Poetry: Two Songs Against Depression by Jacob Boyd
Jacob Boyd writes a sharp, semi-ekphrastic poem that addresses love alongside mental health struggle, sandwiched between the present and a memory. With the rhythm of song, this poem in couplets turns lyrics and idioms inside out and into surprising glimpses of delight, despite.
Two Songs Against Depression
The problem with these wood burn silhouettes
strutting through sunset side by side, arm in arm,
is there’s a brick in your chest that pins you
in bed while I go to the lake alone with the dogs
again.

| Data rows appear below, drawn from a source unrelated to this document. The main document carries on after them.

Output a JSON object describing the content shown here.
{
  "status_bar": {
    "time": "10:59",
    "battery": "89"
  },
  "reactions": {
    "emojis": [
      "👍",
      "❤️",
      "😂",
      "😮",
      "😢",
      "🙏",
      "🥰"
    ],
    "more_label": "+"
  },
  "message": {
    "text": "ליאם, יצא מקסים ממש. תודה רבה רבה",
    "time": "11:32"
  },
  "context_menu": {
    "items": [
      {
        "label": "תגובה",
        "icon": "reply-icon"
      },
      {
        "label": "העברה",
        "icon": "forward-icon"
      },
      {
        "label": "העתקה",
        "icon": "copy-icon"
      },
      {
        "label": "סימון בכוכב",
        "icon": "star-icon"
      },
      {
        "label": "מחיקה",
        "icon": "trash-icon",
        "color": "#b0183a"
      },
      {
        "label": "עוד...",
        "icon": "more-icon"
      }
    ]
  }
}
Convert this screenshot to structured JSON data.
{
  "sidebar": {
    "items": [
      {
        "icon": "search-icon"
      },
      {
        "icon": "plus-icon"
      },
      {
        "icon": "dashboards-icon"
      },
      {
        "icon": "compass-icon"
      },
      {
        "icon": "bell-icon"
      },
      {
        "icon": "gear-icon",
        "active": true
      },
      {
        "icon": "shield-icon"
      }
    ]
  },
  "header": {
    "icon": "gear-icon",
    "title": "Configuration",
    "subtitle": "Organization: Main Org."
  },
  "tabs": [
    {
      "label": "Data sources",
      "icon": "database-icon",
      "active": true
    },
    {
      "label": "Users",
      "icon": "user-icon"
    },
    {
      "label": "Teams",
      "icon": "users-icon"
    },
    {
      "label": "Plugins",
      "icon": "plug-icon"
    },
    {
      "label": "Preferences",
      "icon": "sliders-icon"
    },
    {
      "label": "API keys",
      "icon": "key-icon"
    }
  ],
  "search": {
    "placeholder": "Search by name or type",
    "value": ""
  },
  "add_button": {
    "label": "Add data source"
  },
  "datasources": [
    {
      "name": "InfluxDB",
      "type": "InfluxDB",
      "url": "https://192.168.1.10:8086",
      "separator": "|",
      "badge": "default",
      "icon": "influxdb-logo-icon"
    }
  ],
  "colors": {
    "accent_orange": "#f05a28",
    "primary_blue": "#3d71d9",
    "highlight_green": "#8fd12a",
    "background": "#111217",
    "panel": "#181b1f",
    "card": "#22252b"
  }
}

If I should ever bring you inside my life—
sings Stevie Wonder, lockstep with his clavinet
and Moog—I’ll be happier than the morning sun.
I don’t want any noise right now, you said
last night, but there was something quiet
in my head that I’d heard in the car, something
reminding me of when we’d driven on a whim
into the Superstitions, set a tent below the full moon,
and lay there suffering to the sound of our breath.
The air had been too still. The moon too bright.
But for the roadrunner and diminished lake,
the place was a moonscape and a crater
opened inside us calling for beer. We struck camp.
I get so thirsty and restless I miss giving up
sometimes. We just turn on the bedside fan.
You say you can’t have noise right now and I play
Brahms’ quintet for strings and clarinet—
a minor sound for griefs that won’t sleep.
Grief follows grief like fiddle and reeds.
Sublunary love, when the last movement ends, you manage:
“That horn player was jamming,” and I am
for a moment over the moon.
Jacob Boyd is from Lansing, Michigan. He teaches at the University of Wisconsin, Eau Claire. More of his work can be found in American Journal of Poetry, Cutleaf, Great Lakes Review, Poetry Daily, RHINO, and elsewhere.